A growing issue at present for those being deported or seeking to leave KSA of their own accord is in relation to the biometric tests that individuals need to undergo before leaving the Kingdom. These must be done at the Labour office in the district where the work authorisation was issued even if the worker is not actually based there anymore.

The Amnesty only applies to persons whose violations were committed before 6 April 2013 and any government fees incurred on the violations will not be exempted under the Amnesty. The employment, transportation and harbouring of applicable employees is a violation exposing the employer to imprisonment for up to 2 years and/or fines of up to SAR 100,000. Moreover, the employer is responsible for keeping the Iqama and work permit valid and any breach of this obligation gives the employee the right to terminate the employment contract and transfer his services to a new employer without the approval of the current employer.

Other key features of the Amnesty include the following:

  • During the Amnesty period, no administration fees will be chargeable for changing an employee’s profession or job title on his work permit and residency visa and job titles or profession may be corrected regardless of the employer category  under Nitaqat.
  • An employer with less than 9 employees will be permitted to sponsor a further 4 expatriate employees provided that the employer employs at least 1 KSA national and that following the employment of the additional 4 expatriate employees, the overall headcount does not exceed 9 employees.
  • The Ministry of Labour caps on the proportion of nationalities permitted within a workforce will not apply during the Amnesty in order to enable employers to correct employees’ immigration status (this provision does not apply to applications to sponsor new recruits who are not already in KSA under another company’s sponsorship).
  • Sponsorship transfers are permitted during the Amnesty without the current sponsoring employer’s consent, for example company A (which sponsors the individual but where he does not work) does not have to consent to the transfer of sponsorship to company B (where the employee has actually been working). However, the employee will have a travel ban period of 3 months following sponsorship transfer in order for the original employer to raise any claims or concerns regarding the employee (for example financial liabilities).
  • Individuals who depart KSA as a result of the Amnesty will be fingerprinted before departure but are not banned from re-entering KSA in the future if they secure employment and proper work and residency authorisation.
  • Individuals who entered KSA on a domestic worker visa status may transfer sponsorship to work for a private sector employer subject to the existing employer’s consent and the new employer not falling below the ‘green’ category under Nitaqat following the transfer of such individuals’ visa and work permits to it.
  • An employer established following the Amnesty is not able to have the sponsorship of individuals transferred to it under the terms of the Amnesty.

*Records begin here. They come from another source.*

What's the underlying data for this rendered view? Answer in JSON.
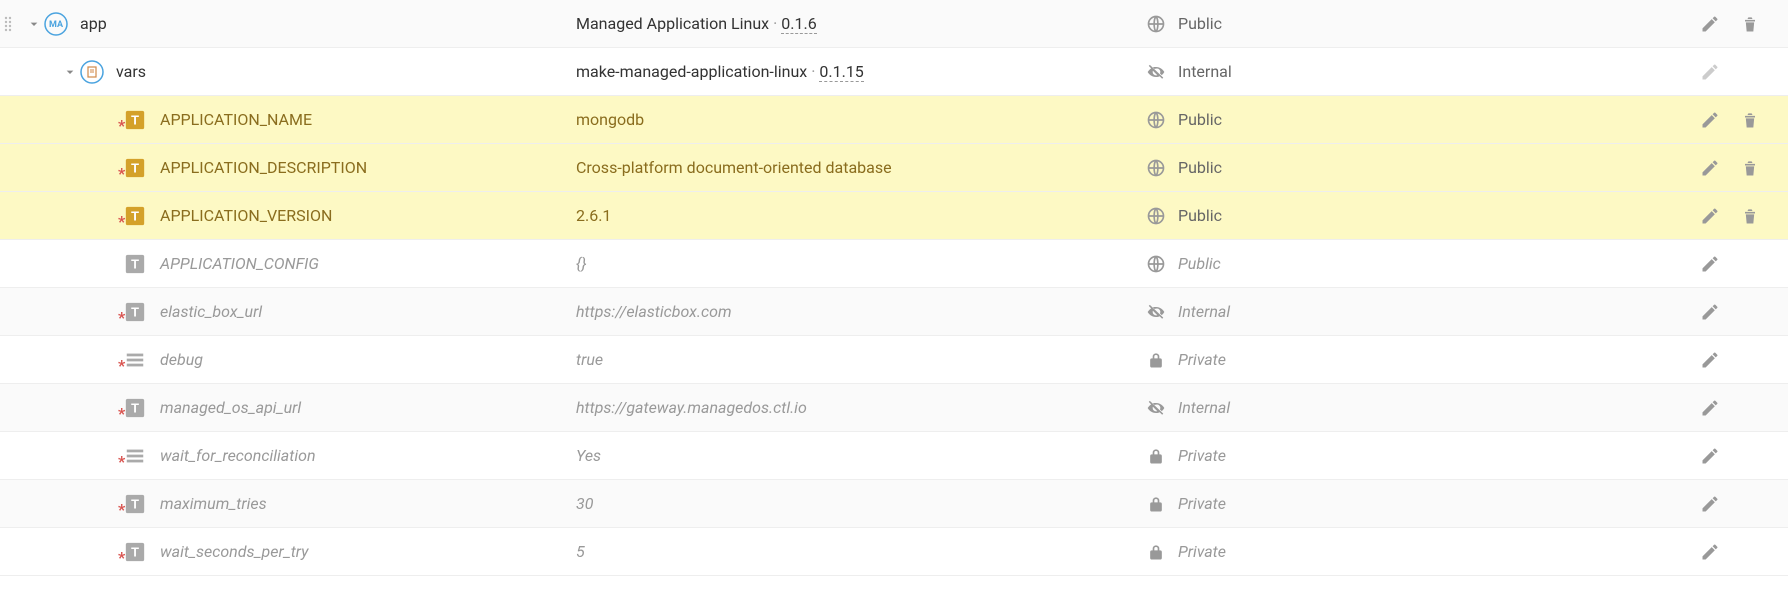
{
  "app_row": {
    "name": "app",
    "value_prefix": "Managed Application Linux",
    "version": "0.1.6",
    "visibility": "Public"
  },
  "vars_row": {
    "name": "vars",
    "value_prefix": "make-managed-application-linux",
    "version": "0.1.15",
    "visibility": "Internal"
  },
  "vars": [
    {
      "name": "APPLICATION_NAME",
      "value": "mongodb",
      "visibility": "Public",
      "highlight": true,
      "dim": false,
      "icon": "text",
      "starred": true,
      "editable": true,
      "deletable": true
    },
    {
      "name": "APPLICATION_DESCRIPTION",
      "value": "Cross-platform document-oriented database",
      "visibility": "Public",
      "highlight": true,
      "dim": false,
      "icon": "text",
      "starred": true,
      "editable": true,
      "deletable": true
    },
    {
      "name": "APPLICATION_VERSION",
      "value": "2.6.1",
      "visibility": "Public",
      "highlight": true,
      "dim": false,
      "icon": "text",
      "starred": true,
      "editable": true,
      "deletable": true
    },
    {
      "name": "APPLICATION_CONFIG",
      "value": "{}",
      "visibility": "Public",
      "highlight": false,
      "dim": true,
      "icon": "text",
      "starred": false,
      "editable": true,
      "deletable": false
    },
    {
      "name": "elastic_box_url",
      "value": "https://elasticbox.com",
      "visibility": "Internal",
      "highlight": false,
      "dim": true,
      "icon": "text",
      "starred": true,
      "editable": true,
      "deletable": false
    },
    {
      "name": "debug",
      "value": "true",
      "visibility": "Private",
      "highlight": false,
      "dim": true,
      "icon": "options",
      "starred": true,
      "editable": true,
      "deletable": false
    },
    {
      "name": "managed_os_api_url",
      "value": "https://gateway.managedos.ctl.io",
      "visibility": "Internal",
      "highlight": false,
      "dim": true,
      "icon": "text",
      "starred": true,
      "editable": true,
      "deletable": false
    },
    {
      "name": "wait_for_reconciliation",
      "value": "Yes",
      "visibility": "Private",
      "highlight": false,
      "dim": true,
      "icon": "options",
      "starred": true,
      "editable": true,
      "deletable": false
    },
    {
      "name": "maximum_tries",
      "value": "30",
      "visibility": "Private",
      "highlight": false,
      "dim": true,
      "icon": "text",
      "starred": true,
      "editable": true,
      "deletable": false
    },
    {
      "name": "wait_seconds_per_try",
      "value": "5",
      "visibility": "Private",
      "highlight": false,
      "dim": true,
      "icon": "text",
      "starred": true,
      "editable": true,
      "deletable": false
    }
  ]
}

Future action

The KSA authorities are encouraging all individuals and employers to benefit from the Amnesty and have made it clear that leniency will be shown to those correcting violations as soon as possible. A series of workshops have been held, and newspaper notifications distributed, across the Kingdom. However, once the Amnesty expires, a further series of inspections is expected and penalties are expected to be imposed on violators.

The Amnesty and greater enforcement action must be viewed against a wider aim to promote the employment of KSA nationals and to rationalise the labour arrangements (particularly recruitment) within KSA and in agreement with labour exporting countries such as the Philippines, India, and Indonesia. A series of bilateral agreements are being signed with a number of countries, including Vietnam, Cambodia, India, Sri Lanka, Nepal and Indonesia. These agreements are designed to cover training, medical insurance cover, and employer and employee rights arising out of the employment relationship.

In addition, a series of amendments to the KSA Labour Law have been proposed and published. These, along with other proposals (such as unemployment benefit for KSA nationals and measures to enhance job location and recruitment for returning graduates to KSA), will be covered in our next update.